VALLEY VILLAGE — And ye shall take you on the first day the fruit of goodly trees, branches of palm trees, and boughs of thick trees, and willows of the brook, and ye shall rejoice before the Lord your God seven days.
Autumn blew into town this week and landed at Adat Ari El Temple and Day School, where a dozen or so eager children ushered in the season by decorating a large, three-sided structure of wooden trellises in preparation for the Jewish harvest festival of Sukkot.
On Tuesday, several of the children formed a human chain that hauled and lifted palm fronds twice the youngsters' size up to the waiting hands of adult helpers, who laid the massive leaves atop the airy structure, called a sukkah.
The festival of Sukkot--which literally means "booths"--is celebrated during the cycle of religious observances that occur around the Jewish New Year. It is characterized by the building and decorating of the sukkah, made with only inedible plant materials, such as tree limbs.
Keeping with tradition, the fronds were loosely spaced so that the sukkah's inhabitants would be able to see the stars at night and feel closer to the heavens.
"This is so much fun because we get to experience what it felt like being someone who lived in biblical times," said Megan Miller, 8.
The sukkah represents hastily built huts constructed by Jews during their wanderings in the desert, after their exodus from Egypt. Today, those who observe the seven-day festival--which began Friday at sundown--recite prayers and partake of meals in the structure.
Lauren Pill, 9, pointed out the symbolic meaning of her labors. "I'm hanging up fruit to remind us to have a sweet new year."
Participants also carry bound branches of palm, myrtle and willow trees--called the lulav--which represent the physical attributes of humans, and a citron (also known as ertog, a bitter lemon-like fruit), which represents their spirituality.
"This whole season is very much like a symphony," said Rabbi Moshe Rothblum, Adat Ari El's spiritual leader. "Different themes blend together, both the physical and the spiritual, and to me it has always been so beautiful."
Because the holiday traditionally is celebrated at harvest time, it gives participants a chance to decorate the sukkah with fruit and vegetables. They often also bring in works of art or colorful pictures.
"We bring the finest dishes inside and special pictures to enhance the experience," Rothblum said. "It's an opportunity to feel God's presence and create a religious element in our lives."

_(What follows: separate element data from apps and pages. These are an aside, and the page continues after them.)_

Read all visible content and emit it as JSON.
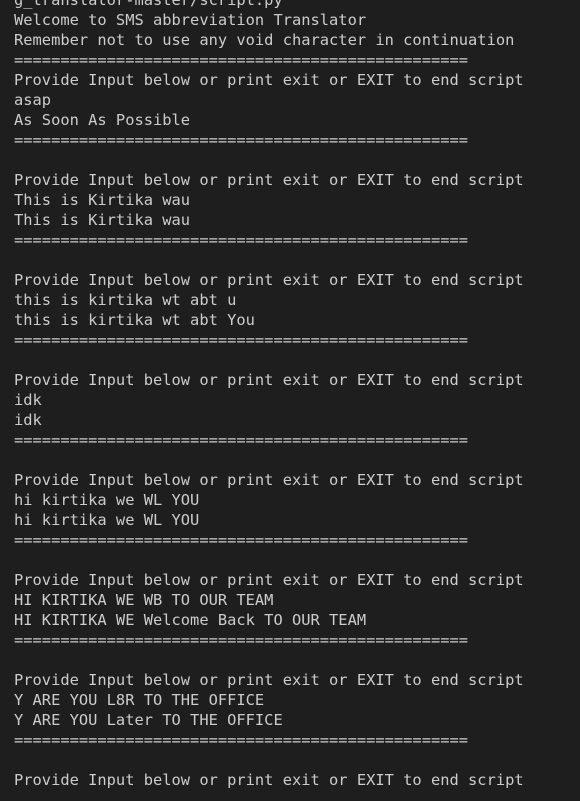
{
  "terminal": {
    "lines": [
      "g_translator-master/script.py",
      "Welcome to SMS abbreviation Translator",
      "Remember not to use any void character in continuation",
      "=================================================",
      "Provide Input below or print exit or EXIT to end script",
      "asap",
      "As Soon As Possible",
      "=================================================",
      "",
      "Provide Input below or print exit or EXIT to end script",
      "This is Kirtika wau",
      "This is Kirtika wau",
      "=================================================",
      "",
      "Provide Input below or print exit or EXIT to end script",
      "this is kirtika wt abt u",
      "this is kirtika wt abt You",
      "=================================================",
      "",
      "Provide Input below or print exit or EXIT to end script",
      "idk",
      "idk",
      "=================================================",
      "",
      "Provide Input below or print exit or EXIT to end script",
      "hi kirtika we WL YOU",
      "hi kirtika we WL YOU",
      "=================================================",
      "",
      "Provide Input below or print exit or EXIT to end script",
      "HI KIRTIKA WE WB TO OUR TEAM",
      "HI KIRTIKA WE Welcome Back TO OUR TEAM",
      "=================================================",
      "",
      "Provide Input below or print exit or EXIT to end script",
      "Y ARE YOU L8R TO THE OFFICE",
      "Y ARE YOU Later TO THE OFFICE",
      "=================================================",
      "",
      "Provide Input below or print exit or EXIT to end script"
    ]
  }
}
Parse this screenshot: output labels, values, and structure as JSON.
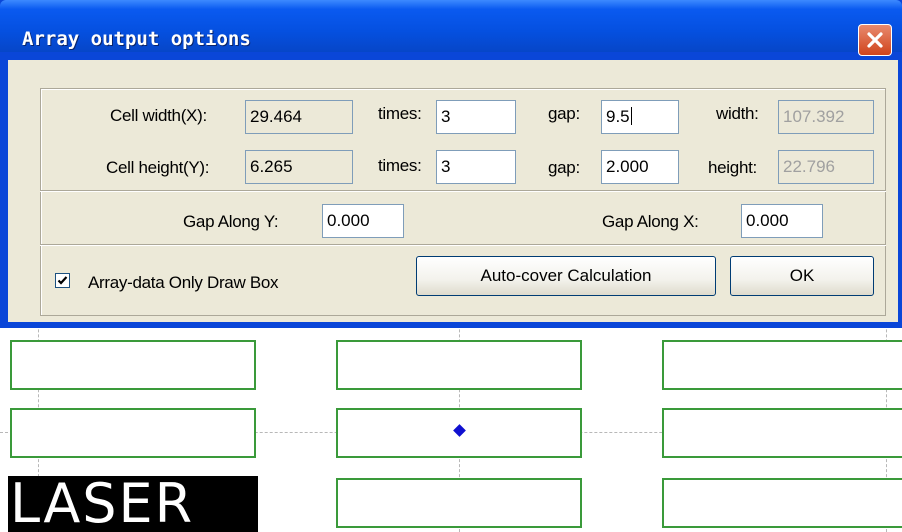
{
  "window": {
    "title": "Array output options",
    "close_icon": "close-icon"
  },
  "cell_width": {
    "label": "Cell width(X):",
    "value": "29.464"
  },
  "cell_height": {
    "label": "Cell height(Y):",
    "value": "6.265"
  },
  "x_row": {
    "times_label": "times:",
    "times_value": "3",
    "gap_label": "gap:",
    "gap_value": "9.5",
    "total_label": "width:",
    "total_value": "107.392"
  },
  "y_row": {
    "times_label": "times:",
    "times_value": "3",
    "gap_label": "gap:",
    "gap_value": "2.000",
    "total_label": "height:",
    "total_value": "22.796"
  },
  "gap_along_y": {
    "label": "Gap Along Y:",
    "value": "0.000"
  },
  "gap_along_x": {
    "label": "Gap Along X:",
    "value": "0.000"
  },
  "checkbox": {
    "label": "Array-data Only Draw Box",
    "checked": true
  },
  "buttons": {
    "auto_cover": "Auto-cover Calculation",
    "ok": "OK"
  },
  "canvas": {
    "logo_text": "LASER",
    "cell_color": "#3a9a3a",
    "origin_color": "#1010d0"
  },
  "colors": {
    "titlebar": "#0550e0",
    "dialog_bg": "#ece9d8",
    "close_button": "#d0441c"
  }
}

As I caught a whiff of the freshly cut greens and watched the children scurrying around with flowers and fruits in hand, I was transported to the autumn of my childhood in Pittsburgh.
For me, autumn conjures memories of colorful foliage, apple cider, wool sweaters and jack-o'-lanterns. But after my family moved to Van Nuys when I was 10, fall became nothing more than an extension of summer.

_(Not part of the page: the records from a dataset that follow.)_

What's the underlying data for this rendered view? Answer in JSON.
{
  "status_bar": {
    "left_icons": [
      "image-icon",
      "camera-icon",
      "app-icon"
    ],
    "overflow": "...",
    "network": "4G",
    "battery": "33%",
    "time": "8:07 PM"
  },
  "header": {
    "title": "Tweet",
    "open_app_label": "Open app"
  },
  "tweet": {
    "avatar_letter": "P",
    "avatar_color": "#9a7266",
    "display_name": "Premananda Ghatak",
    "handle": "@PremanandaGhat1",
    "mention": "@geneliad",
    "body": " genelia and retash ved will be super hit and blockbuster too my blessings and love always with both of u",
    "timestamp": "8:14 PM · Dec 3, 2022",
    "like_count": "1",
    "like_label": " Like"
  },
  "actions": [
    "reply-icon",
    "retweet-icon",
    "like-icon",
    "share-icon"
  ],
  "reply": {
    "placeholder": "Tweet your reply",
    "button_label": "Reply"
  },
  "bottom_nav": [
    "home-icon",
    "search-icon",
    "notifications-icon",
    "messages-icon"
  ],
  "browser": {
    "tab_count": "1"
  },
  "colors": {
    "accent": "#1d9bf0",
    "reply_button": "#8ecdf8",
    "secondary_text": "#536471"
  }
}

For the first Sukkot in our new home, my sister, brother and I decorated the large wisteria arbor over our backyard patio. Somehow in spite of the warm weather, I felt the change in seasons.
For an entire week, every time I stood inside our sukkah, I pretended that I was back in Pittsburgh amid the blazing trees and crisp air that signaled the beginning of my favorite season.
In later years, we invited neighborhood kids of all faiths to help us decorate our makeshift sukkah. We hung dried corn and gourds, as well as pomegranates from our neighbors' trees.
A child's loud giggle startled me out of my reverie. An unexpected breeze had lifted the hem of a beautiful batik cloth hanging on one of the sukkah's walls, and it came to rest on top of the girl's head, creating a gigantic, old-fashioned veil.
"By participating in these festivities, the children get a connection to our people," said Esther Bar-Shai, Adat Ari El's Hebrew and Judaica teacher. "They perform the blessings and share the joy with their families and friends."
Next week, the school will have Pizza and Pajamas night, where the children will eat dinner, hear stories and sing songs in the sukkah they decorated. They may be eating pizza instead of pomegranates, but the children who stand inside that sukkah will look up at the same stars as their ancestors did. And perhaps with the same sense of renewal.